---------- Records shown ----------

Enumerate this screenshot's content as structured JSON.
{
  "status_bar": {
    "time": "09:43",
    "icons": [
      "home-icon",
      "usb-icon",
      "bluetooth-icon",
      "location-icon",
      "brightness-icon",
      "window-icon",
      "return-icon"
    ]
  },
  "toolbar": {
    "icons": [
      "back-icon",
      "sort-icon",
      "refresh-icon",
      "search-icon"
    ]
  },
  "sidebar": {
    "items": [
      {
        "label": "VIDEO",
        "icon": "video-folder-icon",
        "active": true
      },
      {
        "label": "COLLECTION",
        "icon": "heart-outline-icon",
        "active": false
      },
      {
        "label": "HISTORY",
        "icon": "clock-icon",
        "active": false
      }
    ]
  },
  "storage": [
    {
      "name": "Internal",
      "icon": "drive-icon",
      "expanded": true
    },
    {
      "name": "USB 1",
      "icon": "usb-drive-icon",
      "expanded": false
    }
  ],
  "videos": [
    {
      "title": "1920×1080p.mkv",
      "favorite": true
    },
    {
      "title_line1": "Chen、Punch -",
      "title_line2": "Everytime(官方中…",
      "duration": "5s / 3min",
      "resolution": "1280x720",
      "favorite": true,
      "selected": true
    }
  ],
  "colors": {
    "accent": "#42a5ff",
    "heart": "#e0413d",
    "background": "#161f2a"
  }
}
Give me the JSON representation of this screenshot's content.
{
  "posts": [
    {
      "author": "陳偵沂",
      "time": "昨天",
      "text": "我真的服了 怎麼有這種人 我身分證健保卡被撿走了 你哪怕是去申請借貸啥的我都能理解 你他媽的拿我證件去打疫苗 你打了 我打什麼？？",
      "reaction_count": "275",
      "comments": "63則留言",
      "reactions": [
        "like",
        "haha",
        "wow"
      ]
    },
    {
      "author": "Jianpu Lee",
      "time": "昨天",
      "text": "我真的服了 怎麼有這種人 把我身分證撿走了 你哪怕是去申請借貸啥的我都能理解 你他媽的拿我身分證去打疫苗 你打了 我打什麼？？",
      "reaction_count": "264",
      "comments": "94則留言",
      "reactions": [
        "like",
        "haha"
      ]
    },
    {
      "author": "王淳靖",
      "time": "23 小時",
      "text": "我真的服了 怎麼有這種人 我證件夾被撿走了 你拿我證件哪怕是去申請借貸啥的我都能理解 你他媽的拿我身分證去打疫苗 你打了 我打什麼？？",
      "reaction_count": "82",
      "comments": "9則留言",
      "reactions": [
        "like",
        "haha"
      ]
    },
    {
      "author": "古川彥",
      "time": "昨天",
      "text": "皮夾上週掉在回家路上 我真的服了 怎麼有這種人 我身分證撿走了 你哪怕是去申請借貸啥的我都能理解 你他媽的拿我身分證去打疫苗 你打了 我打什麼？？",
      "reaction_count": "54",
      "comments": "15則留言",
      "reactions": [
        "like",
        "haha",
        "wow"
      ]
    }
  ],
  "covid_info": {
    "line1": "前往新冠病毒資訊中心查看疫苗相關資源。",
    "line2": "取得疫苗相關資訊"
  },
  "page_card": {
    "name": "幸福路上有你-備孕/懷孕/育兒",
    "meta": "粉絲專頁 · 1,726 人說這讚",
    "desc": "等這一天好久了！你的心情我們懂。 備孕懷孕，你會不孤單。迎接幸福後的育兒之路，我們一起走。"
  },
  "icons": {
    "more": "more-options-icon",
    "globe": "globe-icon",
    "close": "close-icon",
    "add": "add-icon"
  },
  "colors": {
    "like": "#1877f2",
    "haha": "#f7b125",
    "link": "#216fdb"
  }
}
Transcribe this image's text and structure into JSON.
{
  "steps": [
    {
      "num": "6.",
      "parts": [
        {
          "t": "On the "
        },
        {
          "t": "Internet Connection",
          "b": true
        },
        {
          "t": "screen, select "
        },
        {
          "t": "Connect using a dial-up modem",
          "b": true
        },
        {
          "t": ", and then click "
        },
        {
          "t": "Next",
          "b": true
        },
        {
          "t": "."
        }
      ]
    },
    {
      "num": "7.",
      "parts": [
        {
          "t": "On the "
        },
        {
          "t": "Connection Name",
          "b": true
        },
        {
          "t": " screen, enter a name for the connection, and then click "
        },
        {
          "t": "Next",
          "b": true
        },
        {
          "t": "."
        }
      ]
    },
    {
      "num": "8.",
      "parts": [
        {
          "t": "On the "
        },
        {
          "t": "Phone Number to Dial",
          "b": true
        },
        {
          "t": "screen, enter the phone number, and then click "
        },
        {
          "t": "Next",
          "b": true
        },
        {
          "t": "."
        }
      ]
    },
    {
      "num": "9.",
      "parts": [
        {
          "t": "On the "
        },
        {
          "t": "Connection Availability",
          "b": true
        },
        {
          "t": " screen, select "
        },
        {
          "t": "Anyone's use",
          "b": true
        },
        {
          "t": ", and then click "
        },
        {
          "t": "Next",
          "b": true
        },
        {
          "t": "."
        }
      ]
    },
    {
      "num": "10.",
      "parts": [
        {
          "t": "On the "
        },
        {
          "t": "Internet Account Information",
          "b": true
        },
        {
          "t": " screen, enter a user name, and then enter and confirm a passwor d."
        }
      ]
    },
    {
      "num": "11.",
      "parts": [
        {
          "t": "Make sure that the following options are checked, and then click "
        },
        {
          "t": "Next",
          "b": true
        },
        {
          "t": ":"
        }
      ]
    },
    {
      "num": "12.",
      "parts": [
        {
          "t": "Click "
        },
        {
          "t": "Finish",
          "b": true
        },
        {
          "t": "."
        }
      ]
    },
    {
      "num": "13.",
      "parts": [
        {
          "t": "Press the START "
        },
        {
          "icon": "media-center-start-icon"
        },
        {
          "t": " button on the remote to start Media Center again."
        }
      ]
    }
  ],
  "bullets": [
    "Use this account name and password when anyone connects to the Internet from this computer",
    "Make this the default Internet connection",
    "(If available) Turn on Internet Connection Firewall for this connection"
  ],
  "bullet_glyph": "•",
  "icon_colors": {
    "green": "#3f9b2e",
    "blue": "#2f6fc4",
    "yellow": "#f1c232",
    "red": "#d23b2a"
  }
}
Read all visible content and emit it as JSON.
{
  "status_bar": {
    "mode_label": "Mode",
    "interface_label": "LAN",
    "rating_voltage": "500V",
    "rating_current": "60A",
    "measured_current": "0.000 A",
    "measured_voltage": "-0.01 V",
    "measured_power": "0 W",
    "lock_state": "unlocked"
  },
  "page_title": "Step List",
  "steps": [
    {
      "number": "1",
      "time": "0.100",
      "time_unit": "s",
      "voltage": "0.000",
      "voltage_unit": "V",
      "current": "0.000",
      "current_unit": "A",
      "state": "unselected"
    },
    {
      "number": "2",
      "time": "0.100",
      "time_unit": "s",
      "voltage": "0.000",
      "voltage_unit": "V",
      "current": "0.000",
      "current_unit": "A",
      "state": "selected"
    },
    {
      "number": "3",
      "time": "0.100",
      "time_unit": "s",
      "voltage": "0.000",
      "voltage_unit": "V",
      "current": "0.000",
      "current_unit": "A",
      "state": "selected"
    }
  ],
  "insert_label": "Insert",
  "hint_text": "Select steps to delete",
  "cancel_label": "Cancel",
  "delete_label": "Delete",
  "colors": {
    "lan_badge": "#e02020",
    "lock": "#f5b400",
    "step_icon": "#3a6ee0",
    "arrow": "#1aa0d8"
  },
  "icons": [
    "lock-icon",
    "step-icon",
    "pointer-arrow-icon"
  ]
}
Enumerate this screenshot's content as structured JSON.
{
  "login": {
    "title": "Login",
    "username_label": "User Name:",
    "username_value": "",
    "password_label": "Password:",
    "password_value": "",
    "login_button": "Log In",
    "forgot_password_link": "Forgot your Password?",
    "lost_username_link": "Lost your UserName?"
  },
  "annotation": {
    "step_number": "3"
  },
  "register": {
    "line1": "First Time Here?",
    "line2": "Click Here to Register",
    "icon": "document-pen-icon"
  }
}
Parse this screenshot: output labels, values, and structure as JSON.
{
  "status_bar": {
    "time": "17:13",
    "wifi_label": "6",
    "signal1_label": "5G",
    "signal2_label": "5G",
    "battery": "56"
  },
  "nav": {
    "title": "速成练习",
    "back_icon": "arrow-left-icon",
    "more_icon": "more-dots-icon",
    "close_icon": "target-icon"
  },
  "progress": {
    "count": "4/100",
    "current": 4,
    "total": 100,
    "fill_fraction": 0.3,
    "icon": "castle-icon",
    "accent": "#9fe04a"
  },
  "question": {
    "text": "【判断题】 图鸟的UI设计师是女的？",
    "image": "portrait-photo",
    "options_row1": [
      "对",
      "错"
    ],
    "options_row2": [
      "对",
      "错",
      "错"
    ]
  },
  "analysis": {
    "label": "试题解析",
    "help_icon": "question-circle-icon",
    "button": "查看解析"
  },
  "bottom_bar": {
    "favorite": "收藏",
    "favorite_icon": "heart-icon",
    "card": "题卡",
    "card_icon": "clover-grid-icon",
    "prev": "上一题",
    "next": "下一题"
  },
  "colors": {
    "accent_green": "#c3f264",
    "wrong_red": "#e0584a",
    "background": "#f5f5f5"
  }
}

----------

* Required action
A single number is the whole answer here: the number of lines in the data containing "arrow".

* Written reply
3